Participants, most of whom are non-experts, have said they enjoy the aesthetic pleasure of looking at old diaries, the feeling of ‘giving back’ to an institution they have enjoyed visiting or connecting with heritage.  

Developing 3D models of artefacts  

An important MicroPasts initiative was the crowdsourcing of a Bronze Age metalwork card catalogue in which MicroPasts contributors transcribed data relating to over 30,000 Bronze Age weapons, tools and ornaments.

In addition to transcription, the project also produced 3D models of many of these bronze artefacts, since made available to the public via Sketchfab. Some of these have since been used to populate reconstructions of Bronze Age houses in the British Museum Samsung Discovery Centre, allowing visitors to explore a virtual reality site which included 3D scans of the objects placed in their original settings.  

Overall, MicroPasts contributors have now created more than 100 3D models of various objects, in which the citizen archaeologist’s role has been to painstakingly trace the outline of an object in the many photos needed to generate high quality photogrammetric models. The resulting freely reusable virtual artefacts, which also include a tankard from the Mary Rose shipwreck, have been viewed over 53,600 times, 3D printed at public libraries, repurposed, and shared. 

A new model for community archaeology  

Further crowd-sourcing projects have now been successfully completed with 27 other museums, archives, libraries, heritage groups and research projects internationally, from the Minnesota Historical Society in the USA to the Museo Egizio in Italy.

This new model for community archaeology has also improved digital professional standards and provided new training for professionals and volunteers in the heritage and cultural sector.  

As MicroPasts immediately shares its data publicly and is built on reusable open-source software, the project not only engages members of the public in archaeology and heritage in non-traditional ways, but also creates reusable open data, software and expertise, via crowd-sourcing platform that is sustainable over the longer term. 

Research synopsis

MicroPasts: harnessing the power of citizen archaeologists to develop new research data 

Through MicroPasts, an online crowdsourcing platform co-founded by UCL and the British Museum, thousands of members of the public have become citizen archaeologists, collaborating with specialists to develop new archaeological and heritage research data. Building further collaborations with 27 other institutions worldwide, MicroPasts has produced new cultural artefacts, raised standards and training and boosted public participation. 

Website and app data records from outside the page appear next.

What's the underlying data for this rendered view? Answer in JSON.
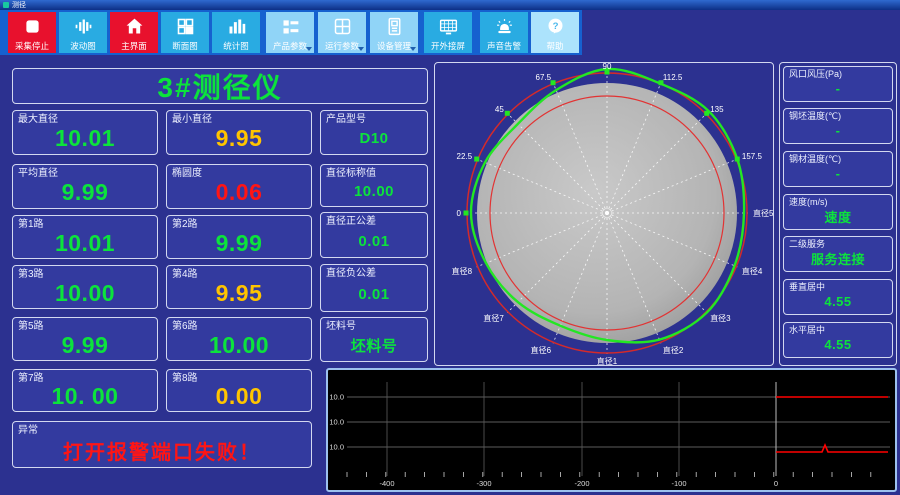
{
  "window": {
    "title": "测径"
  },
  "toolbar": {
    "buttons": [
      {
        "label": "采集停止",
        "icon": "stop-icon",
        "style": "red"
      },
      {
        "label": "波动图",
        "icon": "waveform-icon",
        "style": "blue"
      },
      {
        "label": "主界面",
        "icon": "home-icon",
        "style": "red"
      },
      {
        "label": "断面图",
        "icon": "section-icon",
        "style": "blue"
      },
      {
        "label": "统计图",
        "icon": "barchart-icon",
        "style": "blue"
      },
      {
        "label": "产品参数",
        "icon": "product-params-icon",
        "style": "light",
        "dropdown": true
      },
      {
        "label": "运行参数",
        "icon": "run-params-icon",
        "style": "light",
        "dropdown": true
      },
      {
        "label": "设备管理",
        "icon": "device-icon",
        "style": "light",
        "dropdown": true
      },
      {
        "label": "开外接屏",
        "icon": "monitor-icon",
        "style": "blue"
      },
      {
        "label": "声音告警",
        "icon": "siren-icon",
        "style": "blue"
      },
      {
        "label": "帮助",
        "icon": "help-icon",
        "style": "lighter"
      }
    ]
  },
  "gauge": {
    "title": "3#测径仪",
    "cells": [
      {
        "label": "最大直径",
        "value": "10.01",
        "color": "green"
      },
      {
        "label": "最小直径",
        "value": "9.95",
        "color": "yellow"
      },
      {
        "label": "平均直径",
        "value": "9.99",
        "color": "green"
      },
      {
        "label": "椭圆度",
        "value": "0.06",
        "color": "red"
      },
      {
        "label": "第1路",
        "value": "10.01",
        "color": "green"
      },
      {
        "label": "第2路",
        "value": "9.99",
        "color": "green"
      },
      {
        "label": "第3路",
        "value": "10.00",
        "color": "green"
      },
      {
        "label": "第4路",
        "value": "9.95",
        "color": "yellow"
      },
      {
        "label": "第5路",
        "value": "9.99",
        "color": "green"
      },
      {
        "label": "第6路",
        "value": "10.00",
        "color": "green"
      },
      {
        "label": "第7路",
        "value": "10. 00",
        "color": "green"
      },
      {
        "label": "第8路",
        "value": "0.00",
        "color": "yellow"
      }
    ],
    "specs": [
      {
        "label": "产品型号",
        "value": "D10",
        "color": "green"
      },
      {
        "label": "直径标称值",
        "value": "10.00",
        "color": "green"
      },
      {
        "label": "直径正公差",
        "value": "0.01",
        "color": "green"
      },
      {
        "label": "直径负公差",
        "value": "0.01",
        "color": "green"
      },
      {
        "label": "坯料号",
        "value": "坯料号",
        "color": "green"
      }
    ],
    "exception": {
      "label": "异常",
      "value": "打开报警端口失败！",
      "color": "red"
    }
  },
  "right_panel": {
    "boxes": [
      {
        "label": "风口风压(Pa)",
        "value": "-",
        "color": "green"
      },
      {
        "label": "钢坯温度(℃)",
        "value": "-",
        "color": "green"
      },
      {
        "label": "钢材温度(℃)",
        "value": "-",
        "color": "green"
      },
      {
        "label": "速度(m/s)",
        "value": "速度",
        "color": "green"
      },
      {
        "label": "二级服务",
        "value": "服务连接",
        "color": "green"
      },
      {
        "label": "垂直居中",
        "value": "4.55",
        "color": "green"
      },
      {
        "label": "水平居中",
        "value": "4.55",
        "color": "green"
      }
    ]
  },
  "charts": {
    "polar": {
      "type": "polar-profile",
      "base_radius": 130,
      "outer_tolerance_radius": 140,
      "inner_tolerance_radius": 117,
      "angle_step_deg": 22.5,
      "angle_labels": [
        {
          "deg": 180,
          "text": "0",
          "marker": true
        },
        {
          "deg": 157.5,
          "text": "22.5",
          "marker": true
        },
        {
          "deg": 135,
          "text": "45",
          "marker": true
        },
        {
          "deg": 112.5,
          "text": "67.5",
          "marker": true
        },
        {
          "deg": 90,
          "text": "90",
          "marker": true
        },
        {
          "deg": 67.5,
          "text": "112.5",
          "marker": true
        },
        {
          "deg": 45,
          "text": "135",
          "marker": true
        },
        {
          "deg": 22.5,
          "text": "157.5",
          "marker": true
        },
        {
          "deg": 0,
          "text": "直径5",
          "marker": false
        },
        {
          "deg": -22.5,
          "text": "直径4",
          "marker": false
        },
        {
          "deg": -45,
          "text": "直径3",
          "marker": false
        },
        {
          "deg": -67.5,
          "text": "直径2",
          "marker": false
        },
        {
          "deg": -90,
          "text": "直径1",
          "marker": false
        },
        {
          "deg": -112.5,
          "text": "直径6",
          "marker": false
        },
        {
          "deg": -135,
          "text": "直径7",
          "marker": false
        },
        {
          "deg": -157.5,
          "text": "直径8",
          "marker": false
        }
      ],
      "profile_radii": [
        137,
        141,
        144,
        140,
        144,
        133,
        126,
        132,
        136,
        131,
        126,
        122,
        127,
        137,
        141,
        138
      ],
      "colors": {
        "body": "#b6b6b6",
        "tolerance": "#d42a2a",
        "profile": "#23e723",
        "spokes": "#ffffff"
      }
    },
    "trend": {
      "type": "line",
      "x_ticks": [
        "-400",
        "-300",
        "-200",
        "-100",
        "0"
      ],
      "y_ticks": [
        "10.0",
        "10.0",
        "10.0"
      ],
      "zero_line_x_tick": "0",
      "red_traces": [
        {
          "grid_row": 0,
          "spike": false
        },
        {
          "grid_row": 2,
          "spike": true
        }
      ],
      "colors": {
        "trace": "#ff0000",
        "grid": "#4a4a4a",
        "axis_text": "#dddddd",
        "background": "#000000"
      }
    }
  }
}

Research team:  Andrew Bevan, Rachel Sparks, Chiara Bonacchi, Adi Keinan-Schoonbaert and Jennifer Wexler  



  • Image credit: Micropasts Project